Directions for this task: Could you return every record below without changing a word?

Data listing:
──────

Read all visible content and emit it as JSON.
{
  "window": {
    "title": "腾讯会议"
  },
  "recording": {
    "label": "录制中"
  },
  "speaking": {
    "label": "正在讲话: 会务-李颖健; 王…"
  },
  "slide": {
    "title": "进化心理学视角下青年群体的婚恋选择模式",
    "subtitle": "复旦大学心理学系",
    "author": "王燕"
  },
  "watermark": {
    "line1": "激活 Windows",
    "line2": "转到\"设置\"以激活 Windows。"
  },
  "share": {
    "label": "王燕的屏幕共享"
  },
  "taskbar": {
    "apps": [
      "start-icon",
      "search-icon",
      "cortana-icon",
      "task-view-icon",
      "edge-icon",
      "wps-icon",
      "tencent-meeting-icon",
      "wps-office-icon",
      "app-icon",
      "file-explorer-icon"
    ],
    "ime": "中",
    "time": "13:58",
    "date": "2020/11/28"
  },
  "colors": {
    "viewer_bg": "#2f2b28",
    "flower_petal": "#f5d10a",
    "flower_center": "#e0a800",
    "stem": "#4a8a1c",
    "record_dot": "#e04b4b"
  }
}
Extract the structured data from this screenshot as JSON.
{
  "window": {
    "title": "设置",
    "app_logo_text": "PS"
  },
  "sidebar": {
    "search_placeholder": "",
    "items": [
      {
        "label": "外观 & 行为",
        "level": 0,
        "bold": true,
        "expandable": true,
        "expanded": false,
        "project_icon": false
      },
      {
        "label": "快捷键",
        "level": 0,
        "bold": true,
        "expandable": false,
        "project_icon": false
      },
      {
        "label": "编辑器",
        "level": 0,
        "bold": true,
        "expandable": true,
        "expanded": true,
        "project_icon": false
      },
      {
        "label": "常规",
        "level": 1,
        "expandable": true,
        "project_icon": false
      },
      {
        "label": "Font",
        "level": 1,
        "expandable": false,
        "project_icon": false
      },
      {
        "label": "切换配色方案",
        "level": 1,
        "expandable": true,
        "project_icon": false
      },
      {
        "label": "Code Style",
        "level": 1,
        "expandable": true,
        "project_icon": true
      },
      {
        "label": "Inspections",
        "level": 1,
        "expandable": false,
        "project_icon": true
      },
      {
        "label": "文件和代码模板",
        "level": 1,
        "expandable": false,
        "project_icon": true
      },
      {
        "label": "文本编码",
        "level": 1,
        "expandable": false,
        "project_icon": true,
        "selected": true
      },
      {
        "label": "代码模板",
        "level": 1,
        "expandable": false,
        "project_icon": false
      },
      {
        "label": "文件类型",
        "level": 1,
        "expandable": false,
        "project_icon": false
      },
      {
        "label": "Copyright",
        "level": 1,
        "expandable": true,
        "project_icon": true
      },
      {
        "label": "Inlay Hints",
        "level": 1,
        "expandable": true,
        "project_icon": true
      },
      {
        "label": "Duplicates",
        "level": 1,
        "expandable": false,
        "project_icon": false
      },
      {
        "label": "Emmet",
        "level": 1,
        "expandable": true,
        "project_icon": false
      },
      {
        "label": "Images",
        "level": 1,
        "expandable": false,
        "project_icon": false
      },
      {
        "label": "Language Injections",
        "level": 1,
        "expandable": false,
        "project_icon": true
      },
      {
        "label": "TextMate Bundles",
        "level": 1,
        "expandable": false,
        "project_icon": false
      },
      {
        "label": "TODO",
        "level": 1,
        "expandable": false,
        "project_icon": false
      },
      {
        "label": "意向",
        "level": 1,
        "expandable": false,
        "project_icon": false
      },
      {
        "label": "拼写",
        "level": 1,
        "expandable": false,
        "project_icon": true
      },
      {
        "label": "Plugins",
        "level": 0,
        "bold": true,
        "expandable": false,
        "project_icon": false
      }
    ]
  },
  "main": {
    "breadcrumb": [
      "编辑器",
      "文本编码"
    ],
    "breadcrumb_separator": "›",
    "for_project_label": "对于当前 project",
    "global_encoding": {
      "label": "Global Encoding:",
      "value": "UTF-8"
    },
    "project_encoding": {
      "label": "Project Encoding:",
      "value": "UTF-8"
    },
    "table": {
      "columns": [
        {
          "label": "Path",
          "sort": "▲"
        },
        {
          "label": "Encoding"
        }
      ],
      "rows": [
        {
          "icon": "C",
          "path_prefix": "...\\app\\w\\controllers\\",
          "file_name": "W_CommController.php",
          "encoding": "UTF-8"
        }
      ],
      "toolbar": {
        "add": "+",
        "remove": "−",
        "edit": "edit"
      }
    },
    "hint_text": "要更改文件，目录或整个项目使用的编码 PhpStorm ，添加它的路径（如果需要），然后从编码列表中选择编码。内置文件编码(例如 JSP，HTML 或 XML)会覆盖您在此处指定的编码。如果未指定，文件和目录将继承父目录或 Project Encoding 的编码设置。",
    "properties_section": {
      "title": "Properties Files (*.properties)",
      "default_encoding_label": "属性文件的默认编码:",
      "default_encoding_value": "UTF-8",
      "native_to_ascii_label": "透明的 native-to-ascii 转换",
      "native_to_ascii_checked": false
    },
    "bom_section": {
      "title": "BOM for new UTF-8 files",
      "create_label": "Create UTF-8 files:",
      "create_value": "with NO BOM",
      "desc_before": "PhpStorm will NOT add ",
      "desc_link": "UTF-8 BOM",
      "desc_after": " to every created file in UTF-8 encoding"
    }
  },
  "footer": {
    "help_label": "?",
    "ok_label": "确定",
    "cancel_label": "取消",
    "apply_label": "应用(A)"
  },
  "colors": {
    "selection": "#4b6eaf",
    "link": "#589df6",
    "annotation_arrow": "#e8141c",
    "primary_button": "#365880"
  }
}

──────

Completed task:
Read all visible content and emit it as JSON.
{
  "window": {
    "title": "腾讯会议"
  },
  "recording": {
    "label": "录制中"
  },
  "speaking": {
    "label": "正在讲话: 会务-李颖健; 王…"
  },
  "slide": {
    "title": "进化心理学视角下青年群体的婚恋选择模式",
    "subtitle": "复旦大学心理学系",
    "author": "王燕"
  },
  "watermark": {
    "line1": "激活 Windows",
    "line2": "转到\"设置\"以激活 Windows。"
  },
  "share": {
    "label": "王燕的屏幕共享"
  },
  "taskbar": {
    "apps": [
      "start-icon",
      "search-icon",
      "cortana-icon",
      "task-view-icon",
      "edge-icon",
      "wps-icon",
      "tencent-meeting-icon",
      "wps-office-icon",
      "app-icon",
      "file-explorer-icon"
    ],
    "ime": "中",
    "time": "13:58",
    "date": "2020/11/28"
  },
  "colors": {
    "viewer_bg": "#2f2b28",
    "flower_petal": "#f5d10a",
    "flower_center": "#e0a800",
    "stem": "#4a8a1c",
    "record_dot": "#e04b4b"
  }
}
Extract the structured data from this screenshot as JSON.
{
  "window": {
    "title": "设置",
    "app_logo_text": "PS"
  },
  "sidebar": {
    "search_placeholder": "",
    "items": [
      {
        "label": "外观 & 行为",
        "level": 0,
        "bold": true,
        "expandable": true,
        "expanded": false,
        "project_icon": false
      },
      {
        "label": "快捷键",
        "level": 0,
        "bold": true,
        "expandable": false,
        "project_icon": false
      },
      {
        "label": "编辑器",
        "level": 0,
        "bold": true,
        "expandable": true,
        "expanded": true,
        "project_icon": false
      },
      {
        "label": "常规",
        "level": 1,
        "expandable": true,
        "project_icon": false
      },
      {
        "label": "Font",
        "level": 1,
        "expandable": false,
        "project_icon": false
      },
      {
        "label": "切换配色方案",
        "level": 1,
        "expandable": true,
        "project_icon": false
      },
      {
        "label": "Code Style",
        "level": 1,
        "expandable": true,
        "project_icon": true
      },
      {
        "label": "Inspections",
        "level": 1,
        "expandable": false,
        "project_icon": true
      },
      {
        "label": "文件和代码模板",
        "level": 1,
        "expandable": false,
        "project_icon": true
      },
      {
        "label": "文本编码",
        "level": 1,
        "expandable": false,
        "project_icon": true,
        "selected": true
      },
      {
        "label": "代码模板",
        "level": 1,
        "expandable": false,
        "project_icon": false
      },
      {
        "label": "文件类型",
        "level": 1,
        "expandable": false,
        "project_icon": false
      },
      {
        "label": "Copyright",
        "level": 1,
        "expandable": true,
        "project_icon": true
      },
      {
        "label": "Inlay Hints",
        "level": 1,
        "expandable": true,
        "project_icon": true
      },
      {
        "label": "Duplicates",
        "level": 1,
        "expandable": false,
        "project_icon": false
      },
      {
        "label": "Emmet",
        "level": 1,
        "expandable": true,
        "project_icon": false
      },
      {
        "label": "Images",
        "level": 1,
        "expandable": false,
        "project_icon": false
      },
      {
        "label": "Language Injections",
        "level": 1,
        "expandable": false,
        "project_icon": true
      },
      {
        "label": "TextMate Bundles",
        "level": 1,
        "expandable": false,
        "project_icon": false
      },
      {
        "label": "TODO",
        "level": 1,
        "expandable": false,
        "project_icon": false
      },
      {
        "label": "意向",
        "level": 1,
        "expandable": false,
        "project_icon": false
      },
      {
        "label": "拼写",
        "level": 1,
        "expandable": false,
        "project_icon": true
      },
      {
        "label": "Plugins",
        "level": 0,
        "bold": true,
        "expandable": false,
        "project_icon": false
      }
    ]
  },
  "main": {
    "breadcrumb": [
      "编辑器",
      "文本编码"
    ],
    "breadcrumb_separator": "›",
    "for_project_label": "对于当前 project",
    "global_encoding": {
      "label": "Global Encoding:",
      "value": "UTF-8"
    },
    "project_encoding": {
      "label": "Project Encoding:",
      "value": "UTF-8"
    },
    "table": {
      "columns": [
        {
          "label": "Path",
          "sort": "▲"
        },
        {
          "label": "Encoding"
        }
      ],
      "rows": [
        {
          "icon": "C",
          "path_prefix": "...\\app\\w\\controllers\\",
          "file_name": "W_CommController.php",
          "encoding": "UTF-8"
        }
      ],
      "toolbar": {
        "add": "+",
        "remove": "−",
        "edit": "edit"
      }
    },
    "hint_text": "要更改文件，目录或整个项目使用的编码 PhpStorm ，添加它的路径（如果需要），然后从编码列表中选择编码。内置文件编码(例如 JSP，HTML 或 XML)会覆盖您在此处指定的编码。如果未指定，文件和目录将继承父目录或 Project Encoding 的编码设置。",
    "properties_section": {
      "title": "Properties Files (*.properties)",
      "default_encoding_label": "属性文件的默认编码:",
      "default_encoding_value": "UTF-8",
      "native_to_ascii_label": "透明的 native-to-ascii 转换",
      "native_to_ascii_checked": false
    },
    "bom_section": {
      "title": "BOM for new UTF-8 files",
      "create_label": "Create UTF-8 files:",
      "create_value": "with NO BOM",
      "desc_before": "PhpStorm will NOT add ",
      "desc_link": "UTF-8 BOM",
      "desc_after": " to every created file in UTF-8 encoding"
    }
  },
  "footer": {
    "help_label": "?",
    "ok_label": "确定",
    "cancel_label": "取消",
    "apply_label": "应用(A)"
  },
  "colors": {
    "selection": "#4b6eaf",
    "link": "#589df6",
    "annotation_arrow": "#e8141c",
    "primary_button": "#365880"
  }
}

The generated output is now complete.